Egullet.com has loads of info on sous vide for those who are interested. If you don't have a water bath and vacuum packer, then you can just use zip-lock bags and a pan of water on the stove with a termometer inside.
 

ahpadt

Forum Addict
DONOR
Joined
May 7, 2006
Messages
9,825
Location
London
Got to do some chicken breasts... ^_^

1 hour in a 3% sugar and 6% salt brine, then bagged with butter and cooked at 60c for 1h 15min.

An issue I fast saw developing when bagging the breasts was that they were still pretty wet from the brine. This caused the packer not to seal properly (it left a hole open and all the air didnt get sucked out).
I already knew that the stuff that you want to bag needs to be really dry, but somehow forgot in the rush. Lesson: pat the meat/veg/fish dry very well before you bag it, altho this isnt really as important if you have a chamber sealer like Richy Rich Wooflepoof, where you can bag liquids. :p
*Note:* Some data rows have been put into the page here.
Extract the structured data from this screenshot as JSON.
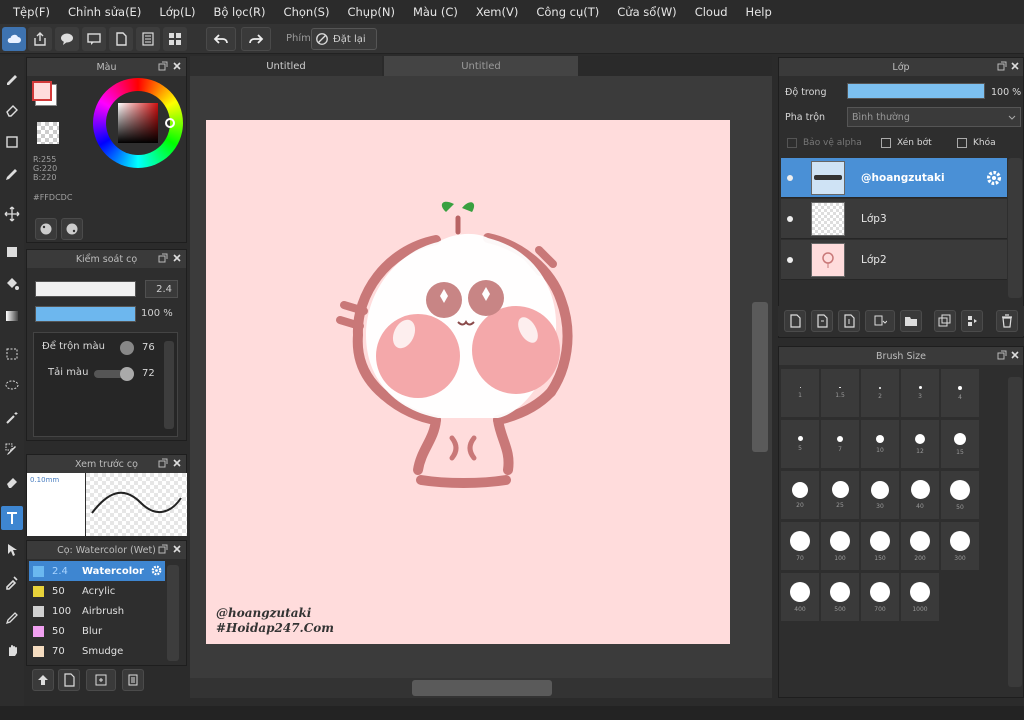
{
  "menu": [
    "Tệp(F)",
    "Chỉnh sửa(E)",
    "Lớp(L)",
    "Bộ lọc(R)",
    "Chọn(S)",
    "Chụp(N)",
    "Màu (C)",
    "Xem(V)",
    "Công cụ(T)",
    "Cửa sổ(W)",
    "Cloud",
    "Help"
  ],
  "toolbar": {
    "key_label": "Phím",
    "reset_label": "Đặt lại"
  },
  "tabs": [
    "Untitled",
    "Untitled"
  ],
  "color_panel": {
    "title": "Màu",
    "r": "R:255",
    "g": "G:220",
    "b": "B:220",
    "hex": "#FFDCDC",
    "primary": "#ffdcdc",
    "secondary": "#ffffff"
  },
  "brush_control": {
    "title": "Kiểm soát cọ",
    "size_value": "2.4",
    "opacity_value": "100 %",
    "opacity_fraction": 1.0,
    "blend_label": "Để trộn màu",
    "blend_value": "76",
    "reload_label": "Tải màu",
    "reload_value": "72"
  },
  "brush_preview": {
    "title": "Xem trước cọ",
    "size": "0.10mm"
  },
  "brush_list": {
    "title": "Cọ: Watercolor (Wet)",
    "items": [
      {
        "size": "2.4",
        "name": "Watercolor",
        "color": "#6ab8f0",
        "selected": true
      },
      {
        "size": "50",
        "name": "Acrylic",
        "color": "#e8d23a",
        "selected": false
      },
      {
        "size": "100",
        "name": "Airbrush",
        "color": "#d0d0d0",
        "selected": false
      },
      {
        "size": "50",
        "name": "Blur",
        "color": "#f0a0f0",
        "selected": false
      },
      {
        "size": "70",
        "name": "Smudge",
        "color": "#f5dcc0",
        "selected": false
      }
    ]
  },
  "canvas": {
    "watermark_line1": "@hoangzutaki",
    "watermark_line2": "#Hoidap247.Com",
    "bg_color": "#ffdcdc"
  },
  "layers": {
    "title": "Lớp",
    "opacity_label": "Độ trong",
    "opacity_value": "100 %",
    "opacity_fraction": 1.0,
    "blend_label": "Pha trộn",
    "blend_value": "Bình thường",
    "protect_alpha": "Bảo vệ alpha",
    "clipping": "Xén bớt",
    "lock": "Khóa",
    "items": [
      {
        "name": "@hoangzutaki",
        "selected": true
      },
      {
        "name": "Lớp3",
        "selected": false
      },
      {
        "name": "Lớp2",
        "selected": false
      }
    ]
  },
  "brush_size": {
    "title": "Brush Size",
    "sizes": [
      "1",
      "1.5",
      "2",
      "3",
      "4",
      "5",
      "7",
      "10",
      "12",
      "15",
      "20",
      "25",
      "30",
      "40",
      "50",
      "70",
      "100",
      "150",
      "200",
      "300",
      "400",
      "500",
      "700",
      "1000"
    ]
  }
}
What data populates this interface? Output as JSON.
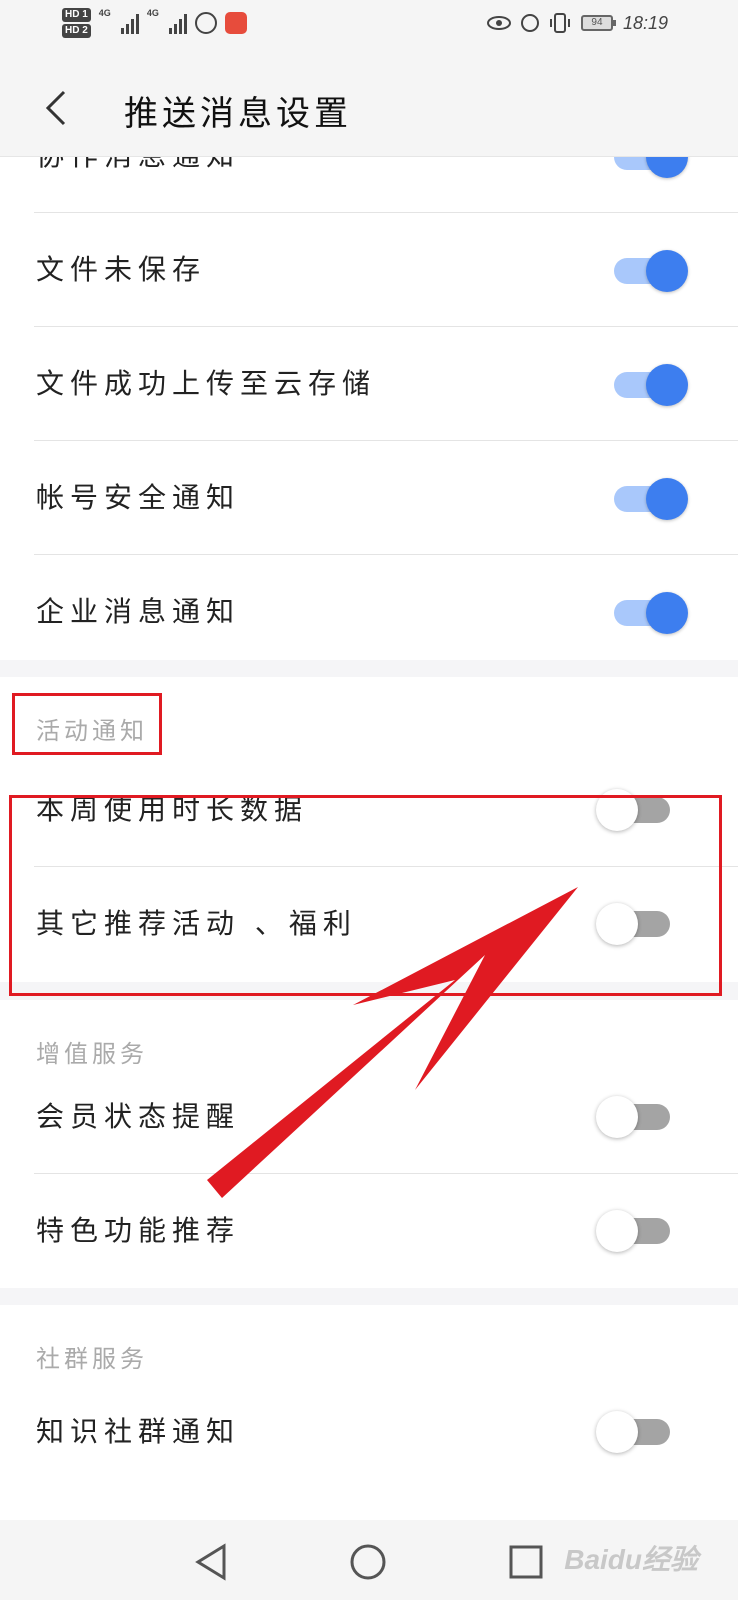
{
  "status_bar": {
    "hd1": "HD 1",
    "hd2": "HD 2",
    "net1": "4G",
    "net2": "4G",
    "battery": "94",
    "time": "18:19"
  },
  "header": {
    "title": "推送消息设置"
  },
  "partial_row": {
    "label": "协作消息通知",
    "on": true
  },
  "group_top": [
    {
      "label": "文件未保存",
      "on": true
    },
    {
      "label": "文件成功上传至云存储",
      "on": true
    },
    {
      "label": "帐号安全通知",
      "on": true
    },
    {
      "label": "企业消息通知",
      "on": true
    }
  ],
  "section_activity": {
    "title": "活动通知",
    "items": [
      {
        "label": "本周使用时长数据",
        "on": false
      },
      {
        "label": "其它推荐活动 、福利",
        "on": false
      }
    ]
  },
  "section_value": {
    "title": "增值服务",
    "items": [
      {
        "label": "会员状态提醒",
        "on": false
      },
      {
        "label": "特色功能推荐",
        "on": false
      }
    ]
  },
  "section_social": {
    "title": "社群服务",
    "items": [
      {
        "label": "知识社群通知",
        "on": false
      }
    ]
  },
  "watermark": "Baidu经验",
  "colors": {
    "toggle_on_knob": "#3d7eef",
    "toggle_on_track": "#a9c8fb",
    "toggle_off_track": "#a4a4a4",
    "annotation_red": "#e01a22"
  }
}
I solved it just by making several seals further down the bag. Got the bag closed eventually, despite there still being some air inside. It's not a big issue to have air inside the bag if you're doing a quick cook (1-2 hours). You only have to be worried about that if you're gonna cook it for a very long time. To ensure the bags wouldn't float, I just plonked a metal rail on top of the bags.



Then after 1h 15min, a quick sear in the pan:



Super moist, lightly coloured chicken breasts:



Tasted amazing.
 

Buktu

Well-Known Member
Joined
Nov 14, 2005
Messages
2,371
Location
Denmark
Car(s)
Suzuki Swift 1.3 2006
You're getting me convinced. I got a deep fryer for Christmas that would probably work well for this purpose. Once I've got the money for it it's definitely something I want to try :)
 

ahpadt

Forum Addict
DONOR
Joined
May 7, 2006
Messages
9,825
Location
London
You're getting me convinced. I got a deep fryer for Christmas that would probably work well for this purpose. Once I've got the money for it it's definitely something I want to try :)
Happy to inspire you. ^_^ Sous vide is quite interesting. Once you get really into it you can alter the temperatures very slightly and really change the texture of the meat or fish. It's really worth doing your own research into it.
 

ahpadt

Forum Addict
DONOR
Joined
May 7, 2006
Messages
9,825
Location
London
Tried some pieces of salmon today. 50c for 15min (using the recipe in Heston at Home).

Turned out it was still pretty rare in the middle after that. I think a piece of salmon needs more like 25-30min to become mid-rare (as most like it) in the centre... :hmm:
 
Top